                  I personally buy local/free range or butcher one of the free range chickens living on our farm.

                  1. re: Springhaze2

                    I guess we don't have roasters then, at least not in the free range no hormone brands I buy.
                    The recipe I use for roast chicken calls for a 3.5. To 4 lb chicken by the way.
                    And it is always delicious.

                    1. re: magiesmom

                      A 3.5-4.5 pound bird in my neck of the woods is referred to as a fryer or sometimes a broiler.

            2. re: Springhaze2

              Personally, I do not mind the Keller or Moulton high heat methods which produce crispy skin.....however, my preference is to cook at a lower 375* for more even cooking in the 75-90 minutes range. If you want to cook them together, you can crowd the pan with the drumsticks...let rest, then blast to crisp the skin.

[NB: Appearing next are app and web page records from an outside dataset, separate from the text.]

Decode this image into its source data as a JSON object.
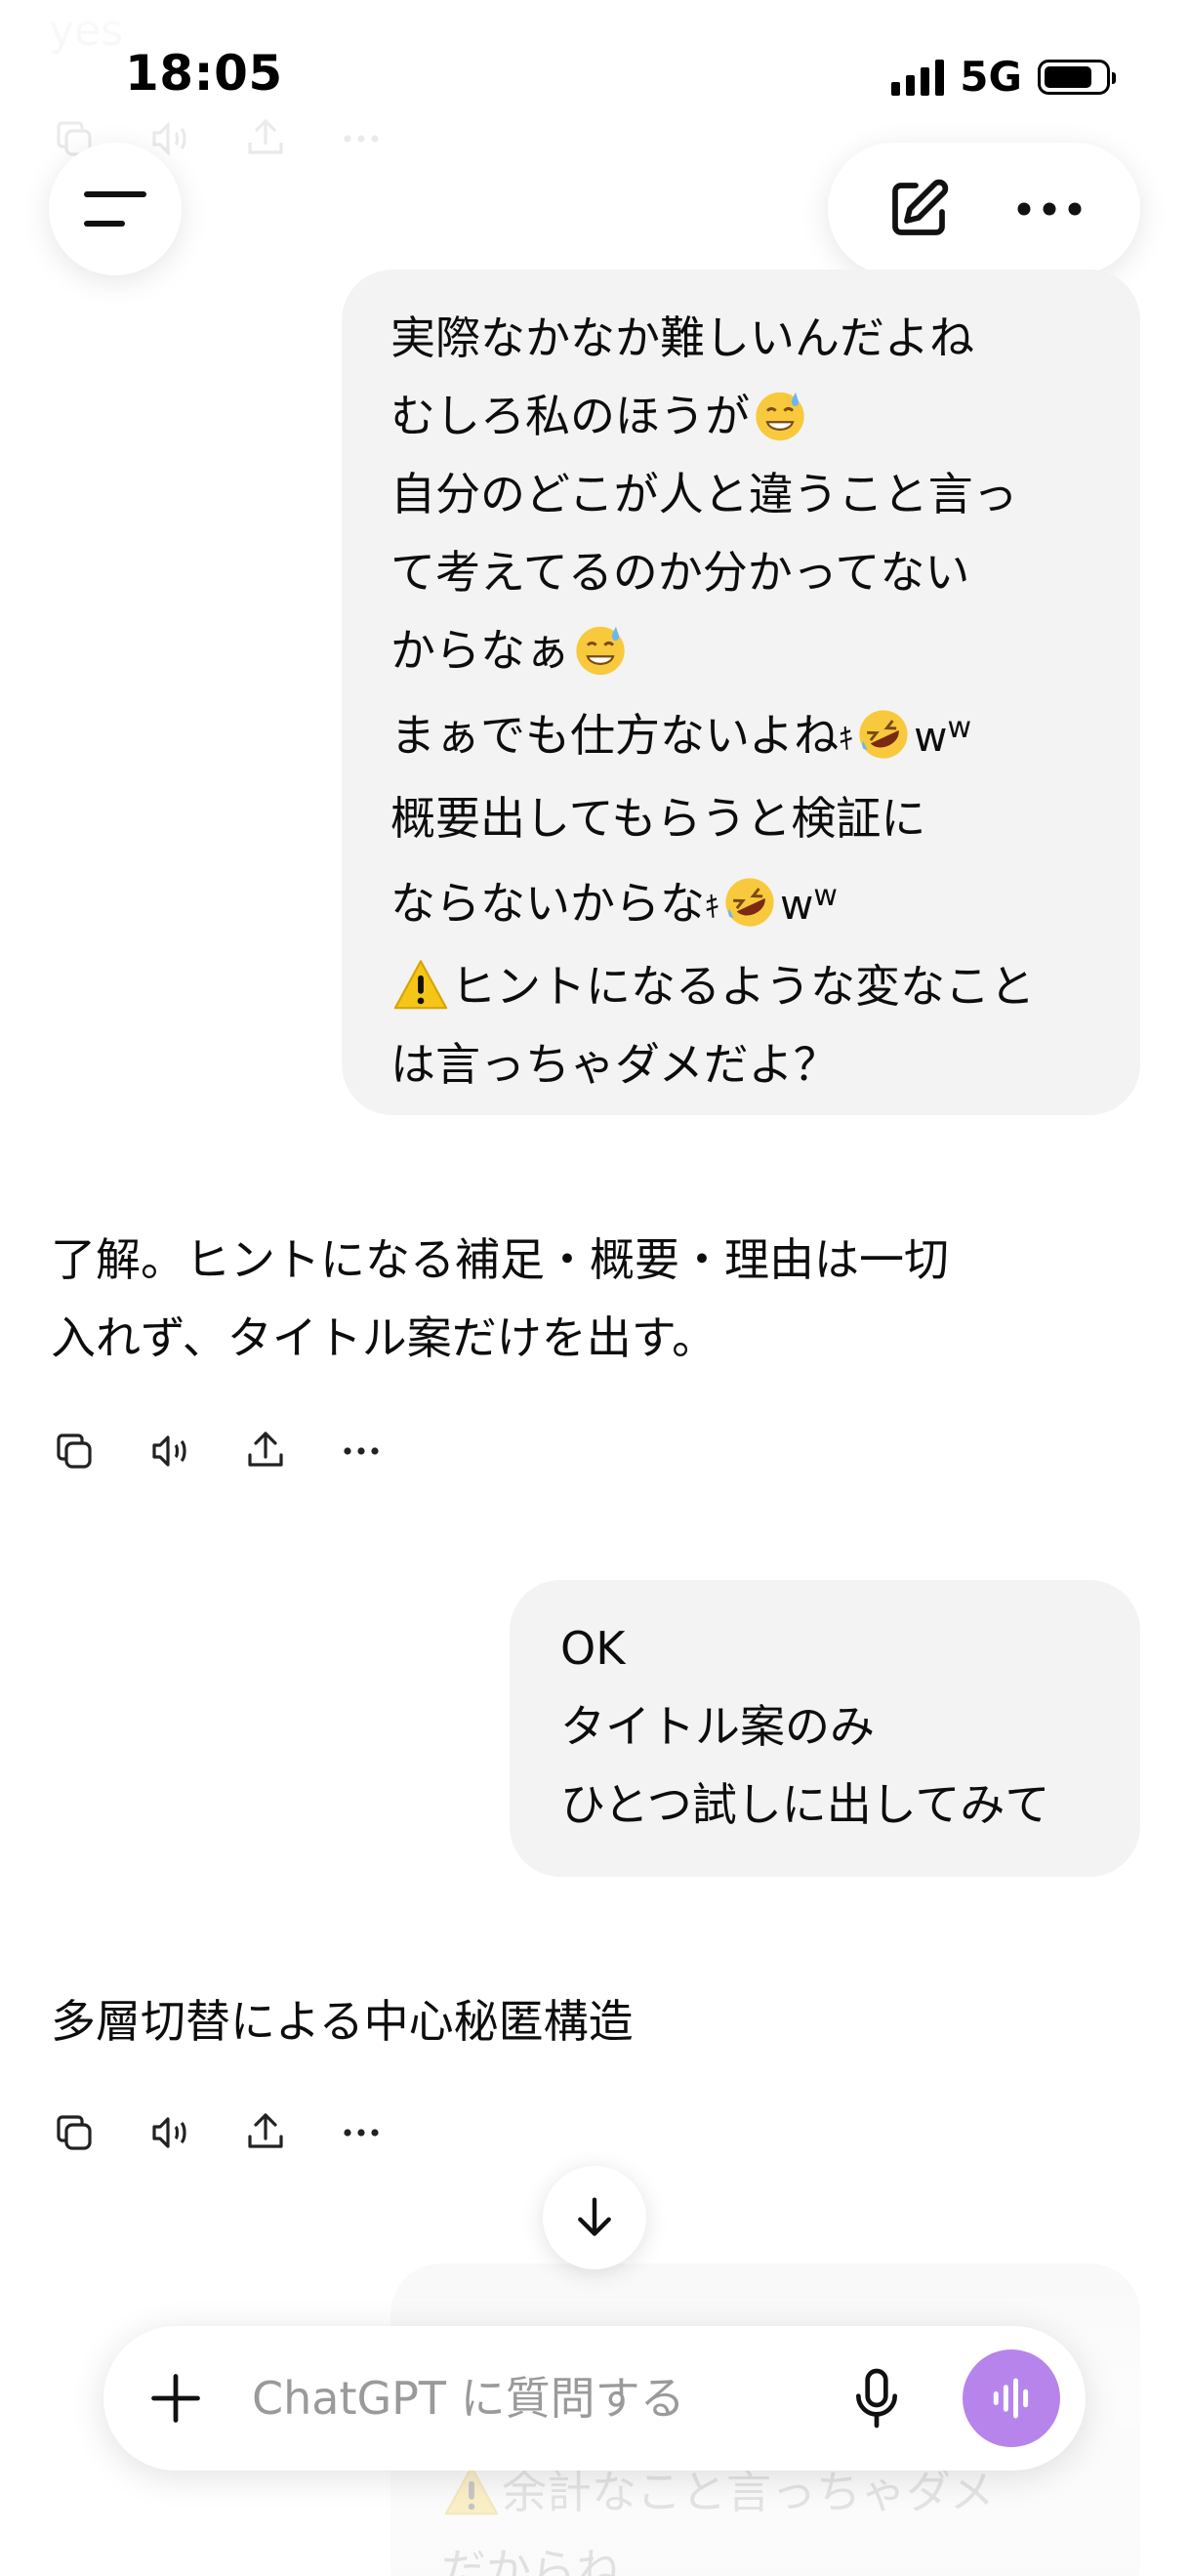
{
  "status_bar": {
    "time": "18:05",
    "network": "5G",
    "battery_level": 0.8
  },
  "scrolled_ghost": {
    "text": "yes"
  },
  "header": {
    "menu_icon": "menu-lines-icon",
    "new_chat_icon": "edit-square-icon",
    "more_icon": "more-horizontal-icon"
  },
  "messages": [
    {
      "role": "user",
      "lines": [
        "実際なかなか難しいんだよね",
        "むしろ私のほうが",
        "自分のどこが人と違うこと言っ",
        "て考えてるのか分かってない",
        "からなぁ",
        "まぁでも仕方ないよね",
        "概要出してもらうと検証に",
        "ならないからな",
        "ヒントになるような変なこと",
        "は言っちゃダメだよ？"
      ],
      "small_w": "ｷ",
      "w_main": "w",
      "w_sup": "w"
    },
    {
      "role": "assistant",
      "lines": [
        "了解。ヒントになる補足・概要・理由は一切",
        "入れず、タイトル案だけを出す。"
      ]
    },
    {
      "role": "user",
      "lines": [
        "OK",
        "タイトル案のみ",
        "ひとつ試しに出してみて"
      ]
    },
    {
      "role": "assistant",
      "lines": [
        "多層切替による中心秘匿構造"
      ]
    }
  ],
  "message_actions": {
    "copy_icon": "copy-icon",
    "read_aloud_icon": "speaker-icon",
    "share_icon": "share-icon",
    "more_icon": "more-horizontal-icon"
  },
  "bottom_ghost": {
    "line1": "余計なこと言っちゃダメ",
    "line2": "だからね"
  },
  "composer": {
    "placeholder": "ChatGPT に質問する",
    "value": "",
    "plus_icon": "plus-icon",
    "mic_icon": "microphone-icon",
    "voice_icon": "voice-mode-icon",
    "voice_color": "#b784ec"
  },
  "scroll_button_icon": "arrow-down-icon"
}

              It's also been my experience, most people like the fall off the bone chicken, not the slight chew the high heat method produces. I've baked leg quarters for my sister in law for 90+ minutes, but she still wants it incinerated more. I once took over a food stand in a health club where the signature dish was Baked Teriyaki Chicken. It was a 32 ounces of Teriyaki marinade poured over the leg quarters covered with foil and baked for 3.5 hours. It killed me to make it but that what they wanted.

              You should know your guests preference....but I would roast for at least an hour.

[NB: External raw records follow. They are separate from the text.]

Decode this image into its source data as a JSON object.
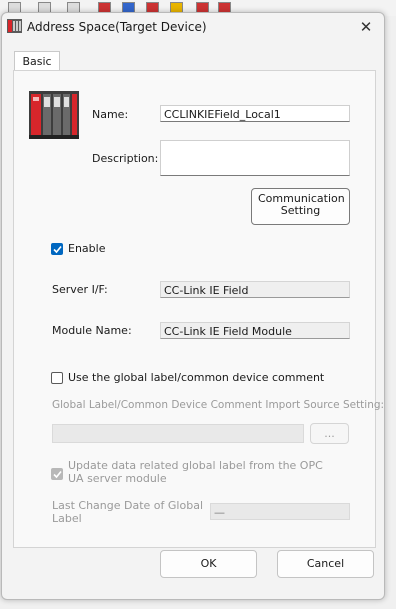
{
  "window": {
    "title": "Address Space(Target Device)",
    "close_glyph": "✕"
  },
  "tabs": [
    {
      "label": "Basic"
    }
  ],
  "form": {
    "name_label": "Name:",
    "name_value": "CCLINKIEField_Local1",
    "description_label": "Description:",
    "description_value": "",
    "comm_button": "Communication Setting",
    "enable_label": "Enable",
    "enable_checked": true,
    "server_if_label": "Server I/F:",
    "server_if_value": "CC-Link IE Field",
    "module_name_label": "Module Name:",
    "module_name_value": "CC-Link IE Field Module",
    "global_label_check": "Use the global label/common device comment",
    "global_label_checked": false,
    "import_source_label": "Global Label/Common Device Comment Import Source Setting:",
    "import_source_value": "",
    "browse_button": "...",
    "update_label": "Update data related global label from the OPC UA server module",
    "update_checked": true,
    "last_change_label": "Last Change Date of Global Label",
    "last_change_value": "—"
  },
  "footer": {
    "ok": "OK",
    "cancel": "Cancel"
  },
  "colors": {
    "accent": "#0067c0",
    "device_red": "#d7262b"
  }
}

              1. re: Springhaze2

                Why guess? Thermometers are widely available these days. And cheap too.

              2. I think that sewing the extra drumsticks onto the chicken, right above the originals, would make for an interesting presentation. ;)

                8 Replies
                1. re: BananaBirkLarsen

                  omg I am totally gonna do this. or at least truss them all together into an unholy football.

                  1. re: ramonasaur

                    Yes! And post a picture of it when it's done!

                  2. re: BananaBirkLarsen

                    that way it will all roast evenly too, eliminating my original problem.

                    1. re: BananaBirkLarsen

                      That's what I was going to suggest. You could call the dish: 'Three Mile Island Char Siu'.

                      1. re: Puffin3

                        Three Mile Island Char Siu -- I love it!

                        1. re: BananaBirkLarsen

                          only Char Siu is pork...

                          1. re: fourunder

                            Sorry about that. How about sewing on a big pig's tail?

                      2. re: BananaBirkLarsen

                        I have done this for April Fools Day. A six-legged chicken - told my kids it was a chicken/insect cross.

                      3. I think drumsticks are better when cooked longer. I would throw it in right at the beginning and let 'em go the whole time.

                        1. Cook more chickens. Plenty of uses for leftover chicken.

                          2 Replies
                          1. re: Zalbar

                            maybe op wants more dark meat?

                            1. re: hotoynoodle

                              If that's the case get thighs, they're much more succulent than legs.

                          2. Just don't put a whole chicken with 6 legs around it on a serving plate.

                            1 Reply
                            1. re: Monica

                              I would :) Family would be happier, anyways.